Hartley is wary of new managers in this space. “You are better off sticking with those who know what they are doing and are very practised at it. Many people who are sticking up their hands right now are not going to cut it.”

Hartley forsees further involvement in the co-investment space, not least because it is a way of stripping out some of the fund manager profits from its overall fee budget.

In common with other big funds, he is aware that the bigger they get, the bigger the profit that fund managers can make from increased funds under management. Or as he puts it, “it does not cost twice-as-much money to manage twice-as-much money”. Funds such as AustralianSuper, REST and Unisuper have taken some management in-house, but Hartley thinks partnerships with managers will provemore profitable in the long-term.

“Setting up an internal team is one way for us to harvest the benefits of scale, but it is good to focus your team on where the most value can be extracted. “Smart partnering” and getting co-investment opportunities is probably a better long term route.”

One of the smart wins from co-investment is the way it educates internal teams on how deals are constructed, allowing them to ask smarter questions of their other managers. If the deal is offered to them on an exclusive basis, they are also given greater time to assess it. Another advantage is greater transparency from more detailed due diligence.

“You get really good insight into how managers are approaching these things. There is a knowledge transfer that is permanent,” he says.

Risk return

Hartley defends the nature of these deals from anyone who might think they pose a higher risk. He cites the greater transparency on the accounts and the business, such as the interest rates paid on their loans, the internal modelling of cash flows, insights into customer bases and knowledge of transactions as all giving a better indication of an asset’s true value than one listed an exchange.

“Who is to say that that modelling is any worse than the last traded price on a listed stock? Arguably I would say a good valuer has got a better idea of the price,” he says.

Sensitive to the notion that the value of unlisted assets is murkier than a listed asset, he questions whether an investor could sell $500m of BHP Billiton shares at the last traded price in a single sale. While the last traded price of an unlisted asset is a reasonable estimate of fair value, so is an independent valuation. When unlisted assets have been sold, Sunsuper “almost invariably” achieved an uplift on the valuation, he says.

Sunsuper at a glance

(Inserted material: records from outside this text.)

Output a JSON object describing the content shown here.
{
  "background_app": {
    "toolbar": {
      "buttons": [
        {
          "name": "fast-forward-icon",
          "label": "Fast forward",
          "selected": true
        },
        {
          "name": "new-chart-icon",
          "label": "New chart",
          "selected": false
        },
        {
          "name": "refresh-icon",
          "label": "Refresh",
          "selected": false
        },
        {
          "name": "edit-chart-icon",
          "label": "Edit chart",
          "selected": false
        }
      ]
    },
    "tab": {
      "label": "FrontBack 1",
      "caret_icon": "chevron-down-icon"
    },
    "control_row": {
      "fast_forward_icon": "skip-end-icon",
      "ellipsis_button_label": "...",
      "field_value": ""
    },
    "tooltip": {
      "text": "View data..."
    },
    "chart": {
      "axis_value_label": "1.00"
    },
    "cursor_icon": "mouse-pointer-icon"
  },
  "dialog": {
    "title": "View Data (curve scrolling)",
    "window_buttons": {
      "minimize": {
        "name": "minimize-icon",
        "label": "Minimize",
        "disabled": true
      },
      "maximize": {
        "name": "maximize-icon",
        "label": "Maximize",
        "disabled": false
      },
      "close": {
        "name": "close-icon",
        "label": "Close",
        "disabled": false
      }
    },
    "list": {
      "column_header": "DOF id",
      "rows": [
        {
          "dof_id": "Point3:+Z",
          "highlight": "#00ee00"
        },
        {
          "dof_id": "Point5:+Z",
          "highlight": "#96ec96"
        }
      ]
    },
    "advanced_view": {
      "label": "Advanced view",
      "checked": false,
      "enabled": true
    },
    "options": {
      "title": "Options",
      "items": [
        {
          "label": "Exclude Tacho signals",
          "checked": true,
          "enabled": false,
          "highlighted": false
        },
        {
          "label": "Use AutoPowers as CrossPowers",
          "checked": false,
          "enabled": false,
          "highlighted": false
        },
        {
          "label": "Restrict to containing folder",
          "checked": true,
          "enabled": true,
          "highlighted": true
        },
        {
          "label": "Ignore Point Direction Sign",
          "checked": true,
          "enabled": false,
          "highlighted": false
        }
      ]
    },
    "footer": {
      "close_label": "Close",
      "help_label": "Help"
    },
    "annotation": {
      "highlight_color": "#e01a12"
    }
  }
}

Returns to June 2013 (% pa) –
Balanced Option
1 year    15.9
3 years    8.0
5 years    4.1
10 years    7.1
Members June 2013 1,038,000
Assets June 2013 $23,926m
Proportion of assets in super default  73%
Net contribution flows 2012/13   $1,649m